There is a really nice article on StorageMojo about Cloud Computing. Cloud Computing is more or less the idea that you can offload your storage and processing tasks to a very large set of computers, typically maintained by some large company (such as Amazon). The novelty is that you abstract out where the data is held and which machine does the processing — not unlike what MapReduce does.
This new level of abstraction is probably a significant step forward in the way we write software. Google has shown that hand-crafting parallel algorithms is often neither necessary nor useful.
In any case, StorageMojo points out that memory and CPU cycles are becoming ridiculously cheap. Meanwhile, bandwidth is becoming a serious limitation. Therefore, he says, companies are not about to outsource their computing needs to cloud computing. It is too inexpensive to create — and maintain — your own computing infrastructure.
The first problem with his argument is that bandwidth increases with storage, automagically. Indeed, I can just drop a large hard drive in the trunk of my car and drive to destination! Our real curse is latency. However, if the organization you work for is like mine, latency-resilience is already built in the system. In a university, nobody expects the data entered yesterday to come up in the report next week.

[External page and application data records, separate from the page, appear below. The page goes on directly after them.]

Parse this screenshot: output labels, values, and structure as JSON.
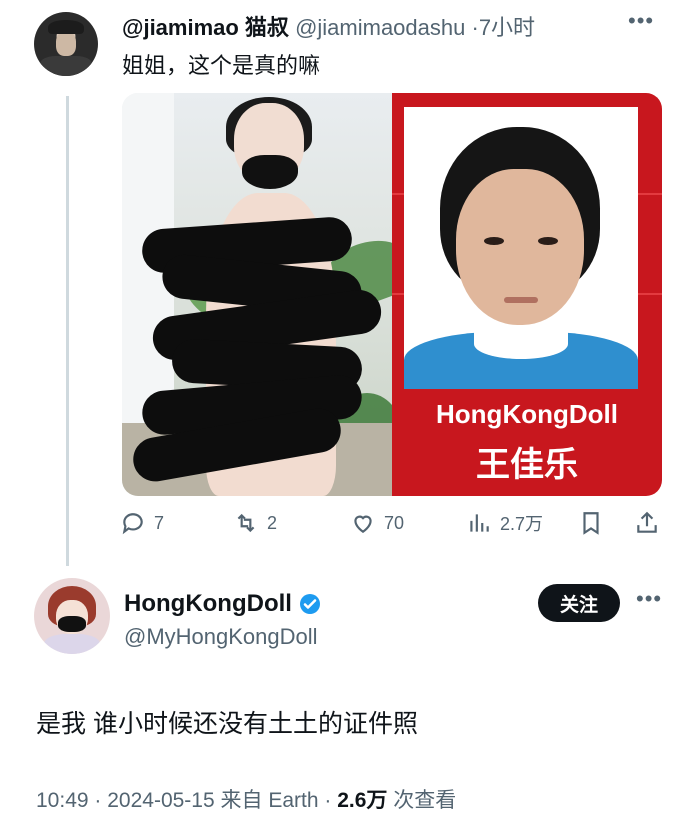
{
  "tweet1": {
    "display_name": "@jiamimao 猫叔",
    "handle": "@jiamimaodashu",
    "separator": "·",
    "time": "7小时",
    "text": "姐姐，这个是真的嘛",
    "image_caption_en": "HongKongDoll",
    "image_caption_cn": "王佳乐",
    "actions": {
      "replies": "7",
      "retweets": "2",
      "likes": "70",
      "views": "2.7万"
    }
  },
  "tweet2": {
    "display_name": "HongKongDoll",
    "handle": "@MyHongKongDoll",
    "follow_label": "关注",
    "text": "是我 谁小时候还没有土土的证件照",
    "time": "10:49",
    "date": "2024-05-15",
    "source_prefix": "来自",
    "source": "Earth",
    "views_count": "2.6万",
    "views_label": "次查看"
  },
  "colors": {
    "text_primary": "#0f1419",
    "text_secondary": "#536471",
    "verified_blue": "#1d9bf0",
    "id_card_red": "#c8171e"
  },
  "icons": [
    "reply-icon",
    "retweet-icon",
    "like-icon",
    "views-icon",
    "bookmark-icon",
    "share-icon",
    "verified-icon",
    "more-icon"
  ]
}
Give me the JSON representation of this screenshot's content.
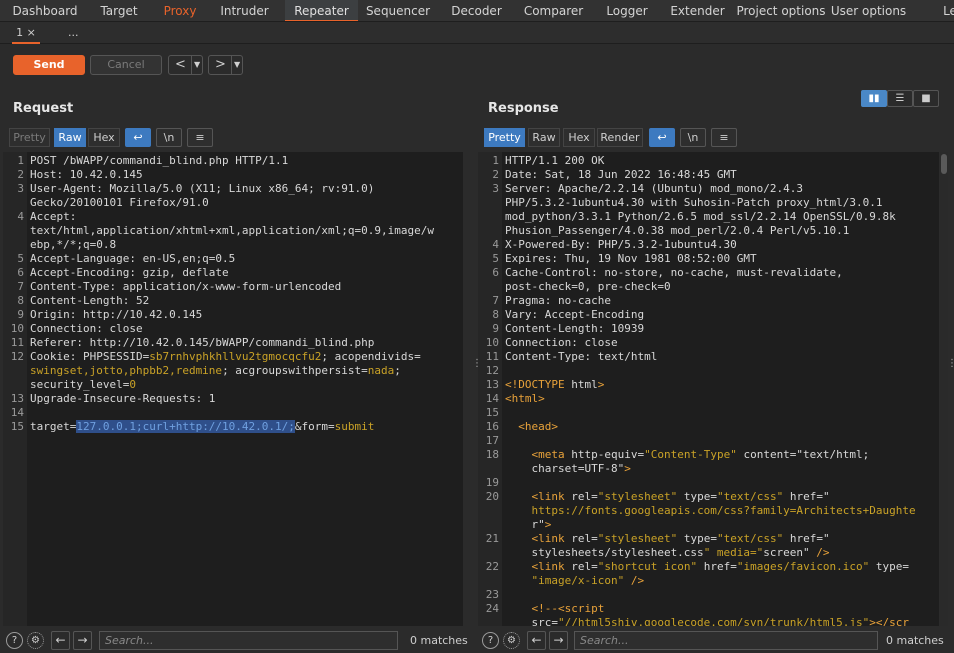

The second problem with his argument is that paying experts to maintain your own server is almost certainly more expensive than whatever bandwidth costs cloud computing can occur. Maintaining databases and number-crunching computers is a boring task and it will get unavoidably outsourced.